Open Heart Surgery
It has been a long couple of days for the crew down in Ascension since their arrival. After giving Challenger a thorough inspection of the kind of growth on the hulls and the corrosion that occurred over the course of the previous 288 day mission, they set to work on getting her ready to get back in the water and set sail towards Brazil.
Among a number of tasks to be done before re deploying Challenger and sending her on her way are:
- Inspect for corrosion (on end caps), damage, plugged pressure sensors, document any damage with pictures so we have them for the future. Take note of fouled locations if you can, otherwise we can use Jame's pictures from Helena.
- Inspect internally for leak, salt, corrosion. Pitch threads. Take off and clean nose cone and buoyancy pump diaphragm.
- Check compass!!!
- Check digifin operation with different ranges specified.
- Scrub glider down, perhaps lightly on the painted sections, remove old bio films.
- Open glider, backup flash cards in 2 locations, Format cards, Upgrade to software 7.13
- Re-battery, compare battery weights on labels, do best to account for that with bottles, etc. Glider was about 40 g lighter than average density, which I think was good, wouldn't want to go too much outside of 50 g too light/heavy. I think goal is to maybe leave it a tad light with 2 wing rail weights. Tape and paint will add some weight and we can use wing rail weights to add the rest... We were ballasted pretty-much perfect so if were close to where we were before that is our best bet. Our best check may be a ballast dunk at the dock.
- Replace digifin?
- Re-seal for deployment, new o-rings
- Apply new antifoul items, paint, tape...
- Re-cal compass
At the base that was used for technical support, Drew Avery, an ex-navy diver from Greenland who now works at the local US base lent his steady hand to perform the "open heart surgery" that was required to set 29 up to get back in the water.

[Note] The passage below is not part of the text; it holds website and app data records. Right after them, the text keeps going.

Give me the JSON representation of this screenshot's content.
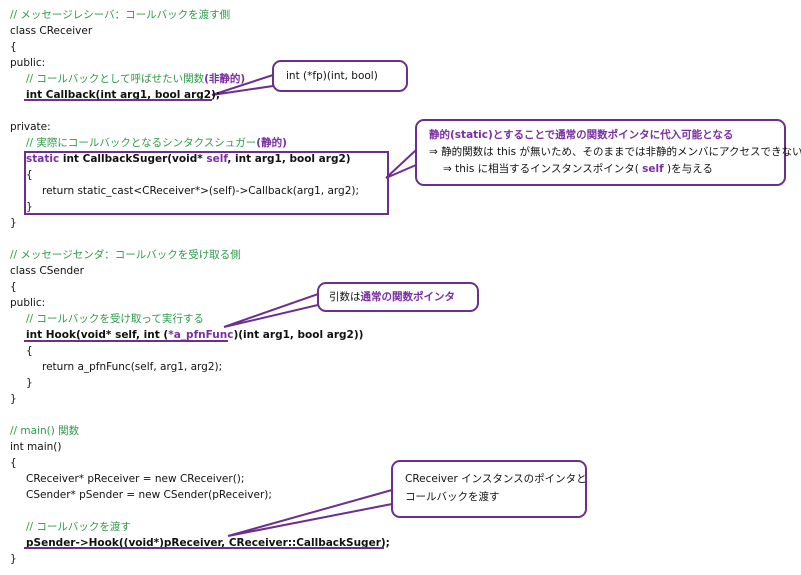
{
  "code": {
    "l01": "// メッセージレシーバ：コールバックを渡す側",
    "l02": "class CReceiver",
    "l03": "{",
    "l04": "public:",
    "l05": "// コールバックとして呼ばせたい関数",
    "l05b": "(非静的)",
    "l06": "int Callback(int arg1, bool arg2);",
    "l08": "private:",
    "l09": "// 実際にコールバックとなるシンタクスシュガー",
    "l09b": "(静的)",
    "l10a": "static",
    "l10b": " int CallbackSuger(void* ",
    "l10c": "self",
    "l10d": ", int arg1, bool arg2)",
    "l11": "{",
    "l12": "return static_cast<CReceiver*>(self)->Callback(arg1, arg2);",
    "l13": "}",
    "l14": "}",
    "l16": "// メッセージセンダ：コールバックを受け取る側",
    "l17": "class CSender",
    "l18": "{",
    "l19": "public:",
    "l20": "// コールバックを受け取って実行する",
    "l21a": "int Hook(void* self, int (",
    "l21b": "*a_pfnFunc",
    "l21c": ")(int arg1, bool arg2))",
    "l22": "{",
    "l23": "return a_pfnFunc(self, arg1, arg2);",
    "l24": "}",
    "l25": "}",
    "l27": "// main() 関数",
    "l28": "int main()",
    "l29": "{",
    "l30": "CReceiver* pReceiver = new CReceiver();",
    "l31": "CSender* pSender = new CSender(pReceiver);",
    "l33": "// コールバックを渡す",
    "l34": "pSender->Hook((void*)pReceiver, CReceiver::CallbackSuger);",
    "l35": "}"
  },
  "callouts": {
    "c1": "int (*fp)(int, bool)",
    "c2_title": "静的(static)とすることで通常の関数ポインタに代入可能となる",
    "c2_line1": "⇒ 静的関数は this が無いため、そのままでは非静的メンバにアクセスできない",
    "c2_line2a": "⇒ this に相当するインスタンスポインタ( ",
    "c2_line2b": "self",
    "c2_line2c": " )を与える",
    "c3a": "引数は",
    "c3b": "通常の関数ポインタ",
    "c4_line1": "CReceiver インスタンスのポインタと",
    "c4_line2": "コールバックを渡す"
  },
  "colors": {
    "accent": "#6a2f8f",
    "comment": "#2e9a4a",
    "keyword": "#7a2fa3"
  }
}
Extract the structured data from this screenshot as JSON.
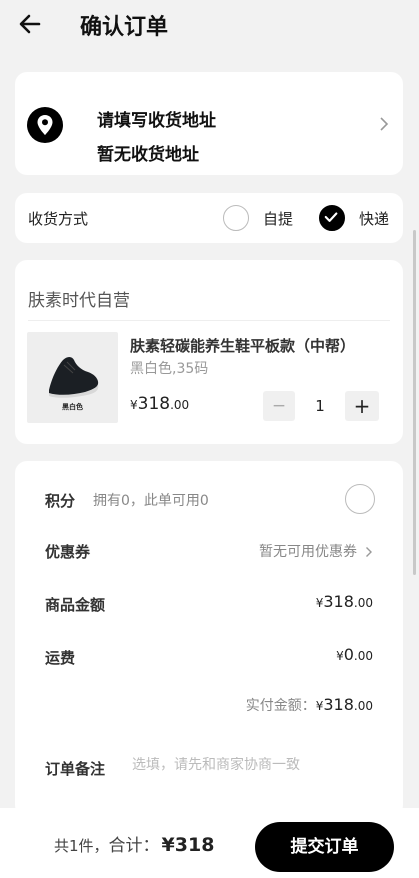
{
  "header": {
    "title": "确认订单"
  },
  "address": {
    "line1": "请填写收货地址",
    "line2": "暂无收货地址"
  },
  "delivery": {
    "label": "收货方式",
    "options": [
      {
        "label": "自提",
        "selected": false
      },
      {
        "label": "快递",
        "selected": true
      }
    ]
  },
  "product": {
    "store": "肤素时代自营",
    "thumb_tag": "黑白色",
    "name": "肤素轻碳能养生鞋平板款（中帮）",
    "spec": "黑白色,35码",
    "price_symbol": "¥",
    "price_int": "318",
    "price_dec": ".00",
    "qty_minus": "−",
    "qty": "1",
    "qty_plus": "+"
  },
  "summary": {
    "points_label": "积分",
    "points_note": "拥有0，此单可用0",
    "coupon_label": "优惠券",
    "coupon_value": "暂无可用优惠券",
    "goods_label": "商品金额",
    "goods_symbol": "¥",
    "goods_int": "318",
    "goods_dec": ".00",
    "shipping_label": "运费",
    "shipping_symbol": "¥",
    "shipping_int": "0",
    "shipping_dec": ".00",
    "actual_label": "实付金额：",
    "actual_symbol": "¥",
    "actual_int": "318",
    "actual_dec": ".00",
    "remark_label": "订单备注",
    "remark_placeholder": "选填，请先和商家协商一致"
  },
  "footer": {
    "count_text": "共1件，",
    "total_label": "合计：",
    "total_amount": "¥318",
    "submit_label": "提交订单"
  },
  "colors": {
    "accent": "#000000",
    "background": "#f2f2f2",
    "card": "#ffffff",
    "muted": "#888888"
  }
}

Once Challenger was put all back together, the team put her in the back of the pick up and drove her down to the beach where they then used a tidal pool that was separated from the open ocean by low tide as a ballast tank.
In this pool they were then able to trim the ballast on the glider until they were certain she was ready to continue her trek towards Sao Paulo.
Next up is the deployment- stay tuned!
Force Wind Sea & Honor